Secondly, to consciously use jail as a time to do penance for Australia's (and therefore) my complicity and silence in relation to my neighbors' suffering and to pray that we may all come to act in loving solidarity with our neighbors.

Thirdly, to deepen my commitment to nonviolent social change by trying (with God's grace) to overcome my fear of punishment for living what I believe.

Fourthly, to further inspire others to consider nonviolent direct action and the possible consequences of arrest, court, fines and perhaps even jail as legitimate, honorable and historically powerful and effective means in the struggle for peace with justice.

Fifthly, to further draw attention to the plight of the peoples of East Timor, West Papua and Bougainville by using my very small amount of jail time to try and gain favorable media coverage for their struggle.

Finally, to demonstrate that I am willing to accept the "cost" of my actions rather than make others suffer.

It appears clear to me that Australia's military cooperation with Indonesia and Papua New Guinea (P.N.G.) makes possible further killing and suffering of East Timorese, West Papuans and Bougainvillians by the Indonesian military and P.N.G. Defense Force in what are unwinnable and largely brutal occupations against our geo-political neighbors. Quite simply, successive Australian Governments have the blood of our neighbors on their hands. For how long will the Australian Government blatantly oppress others? How many of its own citizens who nonviolently object to training and arming a brutal military regime is the Government willing to jail?

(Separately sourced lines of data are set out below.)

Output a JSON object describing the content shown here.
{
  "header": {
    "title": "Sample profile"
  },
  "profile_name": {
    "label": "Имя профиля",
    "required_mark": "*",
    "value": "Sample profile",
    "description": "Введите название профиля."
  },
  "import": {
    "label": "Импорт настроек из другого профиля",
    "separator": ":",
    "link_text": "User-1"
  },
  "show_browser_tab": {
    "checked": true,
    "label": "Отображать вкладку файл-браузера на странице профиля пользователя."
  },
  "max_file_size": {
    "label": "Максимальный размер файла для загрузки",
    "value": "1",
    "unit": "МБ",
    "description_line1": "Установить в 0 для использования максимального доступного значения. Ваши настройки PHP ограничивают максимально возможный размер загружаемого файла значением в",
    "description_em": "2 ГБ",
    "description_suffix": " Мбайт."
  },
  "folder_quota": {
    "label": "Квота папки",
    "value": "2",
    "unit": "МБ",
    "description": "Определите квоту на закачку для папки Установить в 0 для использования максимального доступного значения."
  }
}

When we peacefully trespassed onto the Canungra Land Warfare Centre (C.L.W.C.) last August to establish the Office for Conscientious Objection we did not expect an immediate end to the training and arming of Indonesian and P.N.G. troops. Rather we trespassed onto the C.L.W.C. because the existing political, legal and economic framwork has failed people like the East Timorese. A new framework to resolve this confict needs to be articulated and acted upon. I trespassed onto the base because given the activities of the C.L.W.C. and their consequences for the people of East Timor, West Papua, Bougainville (and also those many Indonesians who face military repression) I believe it is the right and humane thing to do.

We feel strongly that ordinary folk (like ourselves) are not only called to but can peacefully intervene in our Government's oppression. If we don't intervene, by our silence and inaction we sanction violence against others and diminish our own humanity.

I do not accept the Government's policy of aiding the Indonesian military (and for that matter any military). Whilst such a policy exists, as much as I can, not only will I not cooperate with it but I will nonviolently intervene in it and willingly accept the consequences until the present policy is transformed into a policy for peace.

If such action breaks the law, so be it. If I end up in jail, I accept that too. In all my actions I will continue to endeavor to act according to the principles of nonviolence.

As Ms Cornack SM would be aware, (from her extensive experience as a Magistrate) it is not an easy thing to go to jail and sadly I expect it will not be the last time I face the possibility of jail. It is not a decision I make lightly.

Despite this I am full of hope. Given the truth and justice of the struggle and the dignity and courage of our neighbors in the face of violence I will go to jail in the absolute belief that the people of East Timor, West Papua and Bougainville will one day be free. I would like to play a small part in that journey to the extent that I can. I believe that nonviolent action (including, when necessary, going to jail) is the most powerful and effective contribution I can make at this stage.

I write these things because I felt that the Magistrate, other court officials and the Police showed a genuine interest in not only what we did but why we acted in the way we did. I felt too, that the Magistrate wrestled greatly with her personal sympathy to the action on the one hand and her oath to the law on the other.

Please pass on my thanks (on behalf of the group) to the Magistrate for the respect and willingness to listen she freely gave us in court.

Jason McLeod